## REQUIRED ACTION
Filter the records below for the word "JSON". Keep each line that has it.

DATA FOR PROCESSING Block Start

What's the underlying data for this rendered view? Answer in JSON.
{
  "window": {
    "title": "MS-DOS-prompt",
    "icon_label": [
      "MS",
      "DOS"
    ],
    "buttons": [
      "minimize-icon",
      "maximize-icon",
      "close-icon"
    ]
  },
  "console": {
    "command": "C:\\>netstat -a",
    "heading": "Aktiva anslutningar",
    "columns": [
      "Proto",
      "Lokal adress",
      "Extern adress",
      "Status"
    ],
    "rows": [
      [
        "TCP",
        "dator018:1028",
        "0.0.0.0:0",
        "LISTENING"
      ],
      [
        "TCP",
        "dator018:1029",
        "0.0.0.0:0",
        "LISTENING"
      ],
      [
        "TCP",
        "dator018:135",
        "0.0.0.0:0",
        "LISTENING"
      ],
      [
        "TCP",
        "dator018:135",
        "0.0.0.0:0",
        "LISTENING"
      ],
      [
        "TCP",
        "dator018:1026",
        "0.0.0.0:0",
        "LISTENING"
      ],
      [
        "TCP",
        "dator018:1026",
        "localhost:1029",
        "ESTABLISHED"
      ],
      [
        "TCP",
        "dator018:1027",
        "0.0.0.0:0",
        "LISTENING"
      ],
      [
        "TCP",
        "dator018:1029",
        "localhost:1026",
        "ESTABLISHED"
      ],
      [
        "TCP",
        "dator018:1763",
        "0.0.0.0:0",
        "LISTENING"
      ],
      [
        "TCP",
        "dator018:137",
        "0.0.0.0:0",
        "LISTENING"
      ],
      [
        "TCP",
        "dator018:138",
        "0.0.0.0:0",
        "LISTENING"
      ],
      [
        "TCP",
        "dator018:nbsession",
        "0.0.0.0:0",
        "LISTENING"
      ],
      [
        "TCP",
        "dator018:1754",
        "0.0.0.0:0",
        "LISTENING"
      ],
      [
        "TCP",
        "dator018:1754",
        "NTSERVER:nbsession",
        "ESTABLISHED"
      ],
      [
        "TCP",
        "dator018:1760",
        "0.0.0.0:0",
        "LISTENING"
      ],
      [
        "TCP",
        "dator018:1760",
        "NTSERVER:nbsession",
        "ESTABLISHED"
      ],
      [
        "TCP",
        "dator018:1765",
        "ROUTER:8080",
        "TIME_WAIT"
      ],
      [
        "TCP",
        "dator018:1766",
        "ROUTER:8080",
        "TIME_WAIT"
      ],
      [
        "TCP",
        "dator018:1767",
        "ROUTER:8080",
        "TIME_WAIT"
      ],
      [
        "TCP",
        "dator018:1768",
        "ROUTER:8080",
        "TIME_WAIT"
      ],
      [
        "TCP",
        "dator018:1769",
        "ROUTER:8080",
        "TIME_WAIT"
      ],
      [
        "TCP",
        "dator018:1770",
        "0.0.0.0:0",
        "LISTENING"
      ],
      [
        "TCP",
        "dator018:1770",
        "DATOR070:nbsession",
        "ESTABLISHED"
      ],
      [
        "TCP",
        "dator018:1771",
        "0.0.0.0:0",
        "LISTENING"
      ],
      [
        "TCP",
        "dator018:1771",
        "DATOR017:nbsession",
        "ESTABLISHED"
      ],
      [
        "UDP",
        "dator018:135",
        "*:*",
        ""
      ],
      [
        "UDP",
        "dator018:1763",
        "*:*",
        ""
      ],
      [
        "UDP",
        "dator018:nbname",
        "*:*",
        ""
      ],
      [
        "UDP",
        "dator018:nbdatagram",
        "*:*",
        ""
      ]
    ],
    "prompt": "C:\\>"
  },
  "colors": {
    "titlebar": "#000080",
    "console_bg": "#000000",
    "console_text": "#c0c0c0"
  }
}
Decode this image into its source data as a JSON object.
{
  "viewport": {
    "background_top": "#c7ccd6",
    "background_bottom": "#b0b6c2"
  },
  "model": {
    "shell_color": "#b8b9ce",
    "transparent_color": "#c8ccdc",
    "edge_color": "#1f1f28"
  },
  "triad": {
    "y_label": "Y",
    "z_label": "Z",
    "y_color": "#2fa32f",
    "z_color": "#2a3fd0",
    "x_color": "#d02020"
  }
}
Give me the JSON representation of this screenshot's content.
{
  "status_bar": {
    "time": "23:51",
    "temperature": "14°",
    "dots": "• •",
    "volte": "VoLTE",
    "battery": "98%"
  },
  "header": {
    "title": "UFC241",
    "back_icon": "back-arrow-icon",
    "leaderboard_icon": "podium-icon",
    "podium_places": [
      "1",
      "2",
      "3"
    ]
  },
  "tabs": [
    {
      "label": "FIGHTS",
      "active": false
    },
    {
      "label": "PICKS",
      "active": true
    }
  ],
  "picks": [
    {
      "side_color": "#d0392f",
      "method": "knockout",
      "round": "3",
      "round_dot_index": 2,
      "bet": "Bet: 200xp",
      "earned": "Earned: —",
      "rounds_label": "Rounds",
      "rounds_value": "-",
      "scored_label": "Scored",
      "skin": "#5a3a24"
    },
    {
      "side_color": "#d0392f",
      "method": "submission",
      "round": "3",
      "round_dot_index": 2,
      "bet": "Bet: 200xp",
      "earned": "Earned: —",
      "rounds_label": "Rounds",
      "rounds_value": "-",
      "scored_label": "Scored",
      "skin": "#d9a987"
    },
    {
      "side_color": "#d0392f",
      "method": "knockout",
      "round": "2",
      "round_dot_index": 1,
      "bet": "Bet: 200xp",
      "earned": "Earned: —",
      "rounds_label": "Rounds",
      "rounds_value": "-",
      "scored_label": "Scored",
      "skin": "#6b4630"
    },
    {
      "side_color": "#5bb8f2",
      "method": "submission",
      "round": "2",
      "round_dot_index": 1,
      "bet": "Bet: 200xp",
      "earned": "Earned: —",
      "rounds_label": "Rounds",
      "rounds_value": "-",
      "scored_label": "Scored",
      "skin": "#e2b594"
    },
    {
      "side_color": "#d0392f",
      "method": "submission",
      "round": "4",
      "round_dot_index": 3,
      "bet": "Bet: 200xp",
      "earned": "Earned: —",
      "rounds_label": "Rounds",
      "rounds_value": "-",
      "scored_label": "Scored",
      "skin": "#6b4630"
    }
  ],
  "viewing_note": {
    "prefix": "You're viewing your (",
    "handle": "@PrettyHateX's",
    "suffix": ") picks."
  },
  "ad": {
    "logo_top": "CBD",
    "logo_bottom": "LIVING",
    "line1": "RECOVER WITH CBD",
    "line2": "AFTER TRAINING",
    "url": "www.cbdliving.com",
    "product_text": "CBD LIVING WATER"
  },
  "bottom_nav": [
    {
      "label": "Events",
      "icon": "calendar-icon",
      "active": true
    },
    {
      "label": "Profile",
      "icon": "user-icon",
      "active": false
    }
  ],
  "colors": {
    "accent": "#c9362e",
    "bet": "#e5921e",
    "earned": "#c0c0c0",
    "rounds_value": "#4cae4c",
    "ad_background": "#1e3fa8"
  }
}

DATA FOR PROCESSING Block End

## RESPONSE TO THE EXERCISE
What's the underlying data for this rendered view? Answer in JSON.
Decode this image into its source data as a JSON object.
Give me the JSON representation of this screenshot's content.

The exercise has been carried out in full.